::: MATERIALS PROVIDED
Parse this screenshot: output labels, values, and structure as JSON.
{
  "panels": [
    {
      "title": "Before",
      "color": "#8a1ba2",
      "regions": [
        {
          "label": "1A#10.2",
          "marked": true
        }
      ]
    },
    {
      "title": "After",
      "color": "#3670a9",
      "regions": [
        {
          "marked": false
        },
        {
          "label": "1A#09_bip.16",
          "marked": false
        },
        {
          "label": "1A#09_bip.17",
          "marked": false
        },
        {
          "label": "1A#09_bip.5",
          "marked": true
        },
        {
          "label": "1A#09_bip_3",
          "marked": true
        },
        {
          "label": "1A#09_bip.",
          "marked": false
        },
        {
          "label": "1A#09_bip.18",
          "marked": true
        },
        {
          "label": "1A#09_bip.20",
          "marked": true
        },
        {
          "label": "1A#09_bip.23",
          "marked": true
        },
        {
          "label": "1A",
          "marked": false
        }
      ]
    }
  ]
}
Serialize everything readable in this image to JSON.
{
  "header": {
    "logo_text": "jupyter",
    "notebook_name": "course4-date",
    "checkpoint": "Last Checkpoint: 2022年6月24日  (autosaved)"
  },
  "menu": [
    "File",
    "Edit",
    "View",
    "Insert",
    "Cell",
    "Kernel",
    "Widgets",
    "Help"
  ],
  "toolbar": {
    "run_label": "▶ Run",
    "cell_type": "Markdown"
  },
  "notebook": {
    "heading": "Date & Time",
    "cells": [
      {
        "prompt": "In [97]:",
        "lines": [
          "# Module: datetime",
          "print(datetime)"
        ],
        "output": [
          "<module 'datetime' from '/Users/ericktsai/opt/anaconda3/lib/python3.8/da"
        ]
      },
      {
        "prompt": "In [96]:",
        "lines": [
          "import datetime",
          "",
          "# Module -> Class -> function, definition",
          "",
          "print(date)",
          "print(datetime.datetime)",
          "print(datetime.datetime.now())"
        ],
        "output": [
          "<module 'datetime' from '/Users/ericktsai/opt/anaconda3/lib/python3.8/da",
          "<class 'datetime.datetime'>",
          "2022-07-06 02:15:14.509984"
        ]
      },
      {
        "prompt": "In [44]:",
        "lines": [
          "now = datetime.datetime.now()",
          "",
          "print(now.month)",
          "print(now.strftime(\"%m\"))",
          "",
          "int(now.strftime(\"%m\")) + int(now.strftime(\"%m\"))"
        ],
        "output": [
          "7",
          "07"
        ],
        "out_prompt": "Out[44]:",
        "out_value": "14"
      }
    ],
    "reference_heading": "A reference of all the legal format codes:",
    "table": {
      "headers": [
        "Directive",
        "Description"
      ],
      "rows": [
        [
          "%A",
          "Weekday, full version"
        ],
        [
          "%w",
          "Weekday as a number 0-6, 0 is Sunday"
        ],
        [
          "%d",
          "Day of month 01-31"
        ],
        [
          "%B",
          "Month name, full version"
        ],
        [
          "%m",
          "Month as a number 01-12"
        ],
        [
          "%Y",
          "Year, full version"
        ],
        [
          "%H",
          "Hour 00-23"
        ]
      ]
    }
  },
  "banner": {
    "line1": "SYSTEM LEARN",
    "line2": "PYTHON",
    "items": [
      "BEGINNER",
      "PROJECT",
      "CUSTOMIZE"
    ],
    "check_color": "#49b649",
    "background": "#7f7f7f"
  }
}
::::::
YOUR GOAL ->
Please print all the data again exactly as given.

OUTPUT OF THE EXERCISE ->
Parse this screenshot: output labels, values, and structure as JSON.
{
  "panels": [
    {
      "title": "Before",
      "color": "#8a1ba2",
      "regions": [
        {
          "label": "1A#10.2",
          "marked": true
        }
      ]
    },
    {
      "title": "After",
      "color": "#3670a9",
      "regions": [
        {
          "marked": false
        },
        {
          "label": "1A#09_bip.16",
          "marked": false
        },
        {
          "label": "1A#09_bip.17",
          "marked": false
        },
        {
          "label": "1A#09_bip.5",
          "marked": true
        },
        {
          "label": "1A#09_bip_3",
          "marked": true
        },
        {
          "label": "1A#09_bip.",
          "marked": false
        },
        {
          "label": "1A#09_bip.18",
          "marked": true
        },
        {
          "label": "1A#09_bip.20",
          "marked": true
        },
        {
          "label": "1A#09_bip.23",
          "marked": true
        },
        {
          "label": "1A",
          "marked": false
        }
      ]
    }
  ]
}
Serialize everything readable in this image to JSON.
{
  "header": {
    "logo_text": "jupyter",
    "notebook_name": "course4-date",
    "checkpoint": "Last Checkpoint: 2022年6月24日  (autosaved)"
  },
  "menu": [
    "File",
    "Edit",
    "View",
    "Insert",
    "Cell",
    "Kernel",
    "Widgets",
    "Help"
  ],
  "toolbar": {
    "run_label": "▶ Run",
    "cell_type": "Markdown"
  },
  "notebook": {
    "heading": "Date & Time",
    "cells": [
      {
        "prompt": "In [97]:",
        "lines": [
          "# Module: datetime",
          "print(datetime)"
        ],
        "output": [
          "<module 'datetime' from '/Users/ericktsai/opt/anaconda3/lib/python3.8/da"
        ]
      },
      {
        "prompt": "In [96]:",
        "lines": [
          "import datetime",
          "",
          "# Module -> Class -> function, definition",
          "",
          "print(date)",
          "print(datetime.datetime)",
          "print(datetime.datetime.now())"
        ],
        "output": [
          "<module 'datetime' from '/Users/ericktsai/opt/anaconda3/lib/python3.8/da",
          "<class 'datetime.datetime'>",
          "2022-07-06 02:15:14.509984"
        ]
      },
      {
        "prompt": "In [44]:",
        "lines": [
          "now = datetime.datetime.now()",
          "",
          "print(now.month)",
          "print(now.strftime(\"%m\"))",
          "",
          "int(now.strftime(\"%m\")) + int(now.strftime(\"%m\"))"
        ],
        "output": [
          "7",
          "07"
        ],
        "out_prompt": "Out[44]:",
        "out_value": "14"
      }
    ],
    "reference_heading": "A reference of all the legal format codes:",
    "table": {
      "headers": [
        "Directive",
        "Description"
      ],
      "rows": [
        [
          "%A",
          "Weekday, full version"
        ],
        [
          "%w",
          "Weekday as a number 0-6, 0 is Sunday"
        ],
        [
          "%d",
          "Day of month 01-31"
        ],
        [
          "%B",
          "Month name, full version"
        ],
        [
          "%m",
          "Month as a number 01-12"
        ],
        [
          "%Y",
          "Year, full version"
        ],
        [
          "%H",
          "Hour 00-23"
        ]
      ]
    }
  },
  "banner": {
    "line1": "SYSTEM LEARN",
    "line2": "PYTHON",
    "items": [
      "BEGINNER",
      "PROJECT",
      "CUSTOMIZE"
    ],
    "check_color": "#49b649",
    "background": "#7f7f7f"
  }
}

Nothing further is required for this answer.